25 Jan. early arrival at Mathura junction, where picked up by our new driver Cibi for long drive to Ranthambore NP (for 3 nights stay); many dry area species along the road; Painted Sandgrouse in afternoon W of NP.
26 Jan. Independence Day (Saturday) so very crowded at Ranthambore NP but still saw Painted Spurfowl and Sirkeer Malkoha there, plus Leopard (afternoon jeep safari in section 2);
morning jeep safari in section 1 very quiet, but got White-naped Woodpecker.
27 Jan. morning section 2 again and now with Tiger; afternoon to fields W of NP: Indian Courser, Blackbuck, Singing Bushlark.
28 jan.
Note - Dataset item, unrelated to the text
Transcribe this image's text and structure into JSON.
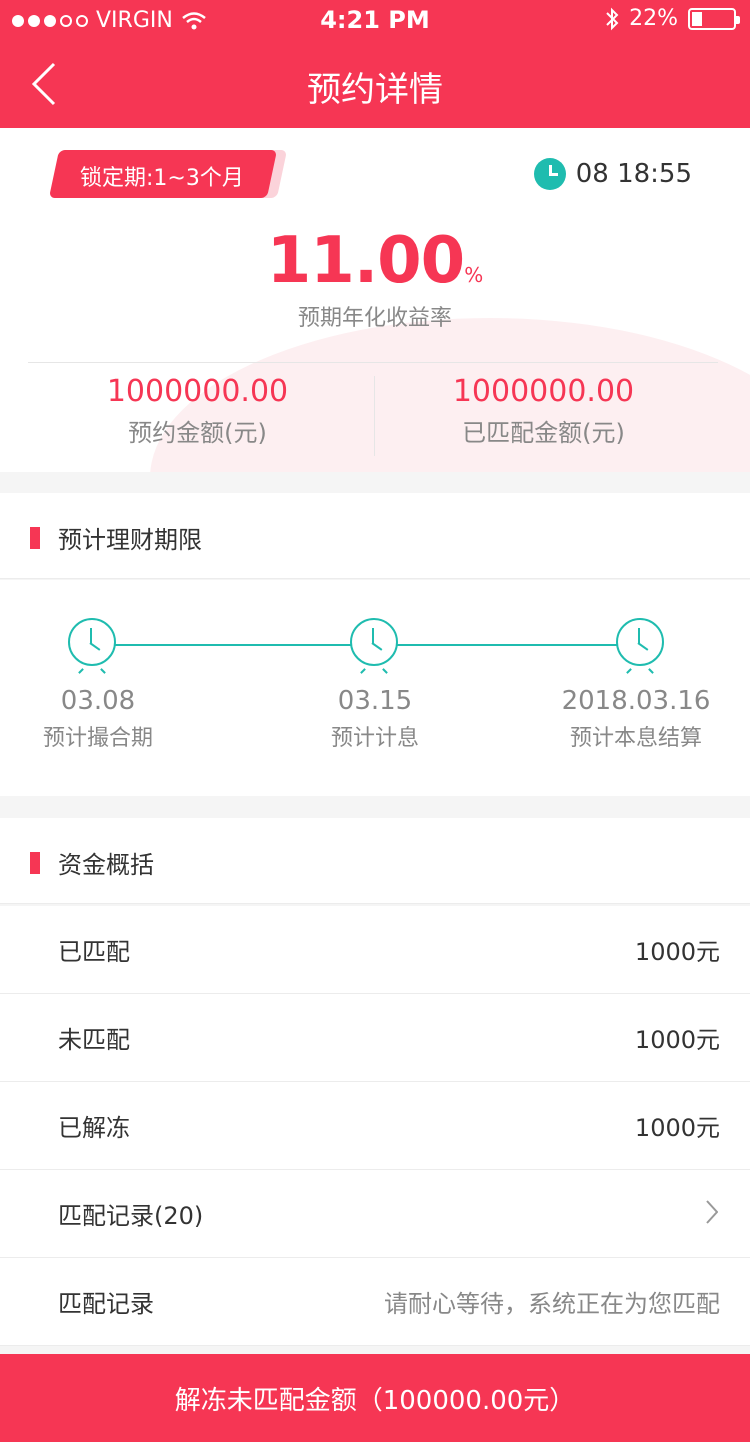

John bit ill but managed to go on, during slow drive to Bharatpur (for 3 nights stay); Barred Buttonquail, Black-bellied Tern, Chestnut-bellied Sandgrouse.
29 Jan. all day visit to Bund Baretha (varied lowlands area); Brown-headed Barbet, Indian Skimmer, Blyths Reed-, Plain Leaf and Paddyfield Warbler, Rufous-tailed Lark, Orange-headed Thrush.
30 Jan. Bharatpur NP; Black-necked Stork, Dusky Eagle-Owl; Sarus Crane (latter just outside NP).
31 Jan. morning quick visit to tree nursery (Brown Hawk-Owl), then on to Fatehpur Sikri and Taj Mahal monuments (short visits), and to Chambal river lodge (for 1 night stay); Black (Red-naped) Ibis along the road.
1 Feb. early morning around lodge (Brown Hawk-Owl), then river cruise at Chambal river: Pallas'Gull, Lesser Whistling-Duck, Sand Lark (and great views of Indian Skimmer); afternoon drive to Delhi for night flight back to Holland.

See also:
- Photos of scenery etc.
- Bird photos
Species list